American Culture

Book Review: The Day the Mirror Cried by Saundra Kelley

An interesting olio of tales, vignettes, and short stories with poetry used as a gloss…Kelley’s collection offers nods to Faulkner, Capote, O’Connor, and other Southern legends….

The Day the Mirror Cried by Saundra Kelley (image courtesy Goodreads)

Saundra Kelley’s new book The Day the Mirror Cried reflects a couple of facets of her professional life. Kelley is a professional storyteller, a member of the Storytellers’ Guild, based in one of the capitals of that oral art form, Jonesborough, Tennessee. But Kelley also has a student of literature, and this work, a rambling collection of what she calls “reflections,” “odd memories,” and “ruminations,” shows that while she has a deep understanding of the folkloric character of storytelling, she also has a deep appreciation of great writing. The Day the Mirror Cried is laced with allusions to the work of great Southern writers even as it offers its own fascinating insights into the culture of native Floridians.

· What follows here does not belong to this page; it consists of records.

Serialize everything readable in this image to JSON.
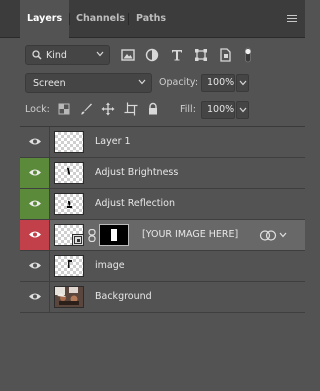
{
  "tabs": [
    {
      "label": "Layers",
      "active": true
    },
    {
      "label": "Channels",
      "active": false
    },
    {
      "label": "Paths",
      "active": false
    }
  ],
  "filter": {
    "kind_label": "Kind",
    "icons": [
      "image-filter-icon",
      "adjustment-filter-icon",
      "type-filter-icon",
      "shape-filter-icon",
      "smart-object-filter-icon",
      "filter-toggle-icon"
    ]
  },
  "blend": {
    "mode": "Screen",
    "opacity_label": "Opacity:",
    "opacity_value": "100%",
    "lock_label": "Lock:",
    "fill_label": "Fill:",
    "fill_value": "100%"
  },
  "layers": [
    {
      "name": "Layer 1",
      "visibility": "normal",
      "thumb": "transparent",
      "selected": false
    },
    {
      "name": "Adjust Brightness",
      "visibility": "green",
      "thumb": "brush-stroke",
      "selected": false
    },
    {
      "name": "Adjust Reflection",
      "visibility": "green",
      "thumb": "brush-stroke-small",
      "selected": false
    },
    {
      "name": "[YOUR IMAGE HERE]",
      "visibility": "red",
      "thumb": "smart-object-with-mask",
      "selected": true
    },
    {
      "name": "image",
      "visibility": "normal",
      "thumb": "transparent-mark",
      "selected": false
    },
    {
      "name": "Background",
      "visibility": "normal",
      "thumb": "photo",
      "selected": false
    }
  ],
  "colors": {
    "panel_bg": "#535353",
    "tab_bar_bg": "#3c3c3c",
    "selected_row": "#686868",
    "visibility_green": "#5b8a3a",
    "visibility_red": "#c1404a"
  }
}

Unlike the typical story collection which often progresses towards a key centerpiece work that gives the collection its name, Kelley begins with  the piece that gives her work its title. “The Day the Mirror Cried” will remind readers of one of Faulkner’s most widely known stories, “A Rose for Emily,” and Kelley does a fine job of nodding to the great Mississippian while keeping true to her own tale. This story, which opens the first section of The Day the Mirror Cried, sets up some of the other nods to Southern Gothic tale telling that appear with it such as “The Ship’s Lantern” and “Laugh at the Moon No More.” One other story, “Emerald Forest,” is affecting in the same way as a Truman Capote tale: what begins as curiosity ends up in a sinister situation, changed in Kelley’s story by the intercession of a protective relative (and here the story echoes the fairy tale of Little Red Riding Hood with the main character’s brother acting the role of the woodsman).

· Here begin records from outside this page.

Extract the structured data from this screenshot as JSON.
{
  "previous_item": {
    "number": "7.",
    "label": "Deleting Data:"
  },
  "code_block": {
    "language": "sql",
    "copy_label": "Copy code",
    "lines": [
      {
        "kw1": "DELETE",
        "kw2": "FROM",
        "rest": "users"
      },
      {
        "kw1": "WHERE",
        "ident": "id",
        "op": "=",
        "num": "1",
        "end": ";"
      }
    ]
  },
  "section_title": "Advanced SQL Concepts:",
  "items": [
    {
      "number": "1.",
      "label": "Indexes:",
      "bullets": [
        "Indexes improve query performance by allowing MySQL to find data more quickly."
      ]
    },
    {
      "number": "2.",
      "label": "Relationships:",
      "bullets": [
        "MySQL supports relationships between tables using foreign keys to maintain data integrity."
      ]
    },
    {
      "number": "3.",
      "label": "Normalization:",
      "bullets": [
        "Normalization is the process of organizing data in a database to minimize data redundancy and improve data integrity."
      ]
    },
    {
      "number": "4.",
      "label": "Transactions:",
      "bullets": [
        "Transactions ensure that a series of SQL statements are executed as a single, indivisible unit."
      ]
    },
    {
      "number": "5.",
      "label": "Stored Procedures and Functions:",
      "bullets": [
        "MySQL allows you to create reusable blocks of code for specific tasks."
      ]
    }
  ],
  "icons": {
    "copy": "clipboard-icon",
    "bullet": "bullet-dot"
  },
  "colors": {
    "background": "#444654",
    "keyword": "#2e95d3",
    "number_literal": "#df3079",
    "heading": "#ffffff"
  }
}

Readers will find the works in the middle section of Kelley’s book, “Southern Towns and Odd Memories,” most like conventional short stories. Three selections stand out. “Smooth Operator,” a clever twist on Flannery O’Connor, is the story of an amoral conman posing as a preacher who meets his match in a couple of ladies of the church. “Suspicious Remains” picks up the story of the two church ladies again, though it adds a macabre twist that makes one hope that Kelley might expand the tale into a longer read. Finally, “Gator Giggin’ in Blackwater Swamp” offers the sort of rural Southern tale that may remind astute readers of that chronicler of the Southern poor Erskine Caldwell. As improbable (and unnerving) as the practice that gives the story its title seems, the story bears that unmistakable sense of versimilitude that comes from intimate knowledge of a culture.

The last section of the book is called “Ruminations.” It contains the most personal – and poignant – pieces in this collection. Especially affecting are “Third Grade Drama Queen,” about the author’s struggles with dyslexia, “The Glass Case,” a coming to terms with segregationist attitudes in her own family, “Due Diligence,” a remembrance  of her father’s devotion to his craft, and “An Affair of the heart,” an appreciation of her parents’ happy and loving marriage. These brief vignettes from the author’s and her family’s lives have that quality that all good memoir writing has – the feeling that the author has held nothing back, that the stories that she is sharing are pure, unvarnished truth.

The Day the Mirror Cried meanders through a wide array of topics and often seems like the great Apalachicola River that Kelley celebrates in several of her tales: its meandering is, in the end, both essential to its meaning and its charm. Kelley’s diverse and seemingly unrelated group of tales is actually one story: the story of how a writer becomes a storyteller – and how a storyteller becomes a writer.

Kelley’s charming collection can be found here.





2 replies »

  1. Storyteller. I never really considered that such a vocation exists in this modern world, at least not in its pure sit-there-while-I-spin-you-a-yarn form. I also never thought about the difference between storyteller and writer. I feel like I just found money in the crack between the sofa cushions, learning something well away from the main point of your piece. Thanks.

    • Storytelling as I practice it, is performance art in the ancient oral tradition. It really is a vocation – a call one might say, and once called, one must tell. Writing is a similar process but far more inwardly directed in my experience. To tell a story from the written page, requires finding the bones, lifting them out and letting everything else go as it becomes spoken word.